A study released by Victoria University shows that dogs have a larger carbon footprint than SUVs.
Here's an interesting study coming all the way from New Zealand where two researchers from Victoria University are saying that dogs have a larger carbon footprint in comparison to SUVs. Robert and Brenda Vale reached this conclusion by figuring out how much land is necessary in order to generate sufficient food for feeding a dog per year.
Their results are showing that the average mid-size dog eats 3.17 ounces of meat and 5.5 ounces of grain in a 10.5-ounce serving of dry food, while to generate this it takes approximately 2.07 acres of land. They compared these results with a Toyota Land Cruiser with a V8 4.6-liter engine that does about 6,200 miles / year (10,000 km) that would use about 55.1 gigajoules of energy every year, a number which represents approximately 1.1 acres of land annually so 50 percent less than the dog's carbon footprint.

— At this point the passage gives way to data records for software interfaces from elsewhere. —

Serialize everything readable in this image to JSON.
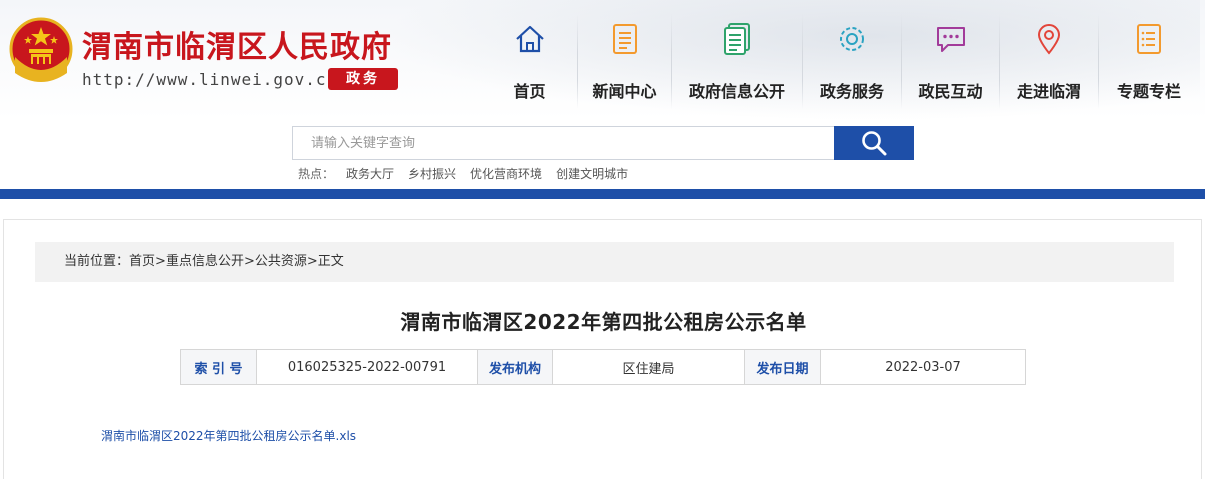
{
  "header": {
    "site_title": "渭南市临渭区人民政府",
    "site_url": "http://www.linwei.gov.cn",
    "badge": "政务",
    "colors": {
      "brand_red": "#c8161d",
      "brand_blue": "#1e4fa8",
      "icon_orange": "#f39a2e"
    }
  },
  "nav": {
    "items": [
      {
        "label": "首页",
        "icon": "home-icon"
      },
      {
        "label": "新闻中心",
        "icon": "news-document-icon"
      },
      {
        "label": "政府信息公开",
        "icon": "info-document-icon"
      },
      {
        "label": "政务服务",
        "icon": "gear-service-icon"
      },
      {
        "label": "政民互动",
        "icon": "chat-bubble-icon"
      },
      {
        "label": "走进临渭",
        "icon": "map-pin-icon"
      },
      {
        "label": "专题专栏",
        "icon": "list-document-icon"
      }
    ]
  },
  "search": {
    "placeholder": "请输入关键字查询",
    "button_icon": "search-icon"
  },
  "hot": {
    "label": "热点：",
    "links": [
      "政务大厅",
      "乡村振兴",
      "优化营商环境",
      "创建文明城市"
    ]
  },
  "breadcrumb": {
    "prefix": "当前位置：",
    "items": [
      "首页",
      "重点信息公开",
      "公共资源",
      "正文"
    ],
    "separator": ">"
  },
  "article": {
    "title": "渭南市临渭区2022年第四批公租房公示名单",
    "meta": {
      "index_label": "索 引 号",
      "index_value": "016025325-2022-00791",
      "org_label": "发布机构",
      "org_value": "区住建局",
      "date_label": "发布日期",
      "date_value": "2022-03-07"
    },
    "attachment": "渭南市临渭区2022年第四批公租房公示名单.xls"
  }
}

They used the same formula for calculating a cat's carbon footprint and reached the conclusion that it is just about the same as one VW Golf. Other comparisons show a similar impact between a hamster and a flat screen TV, while the impact of a goldfish is just about the same as a cell phone's footprint.
Robert and Brenda Vale have also released a book about their findings, and it's called "Time to Eat the Dog?" Another title could have very well been: "Save the world: Replace dog with SUV".
Regarding the comparison between the dog and the Toyota Land Cruiser, the researchers did not take into account the cost of producing and maintaining the SUV so the analysis is not entirely relevant.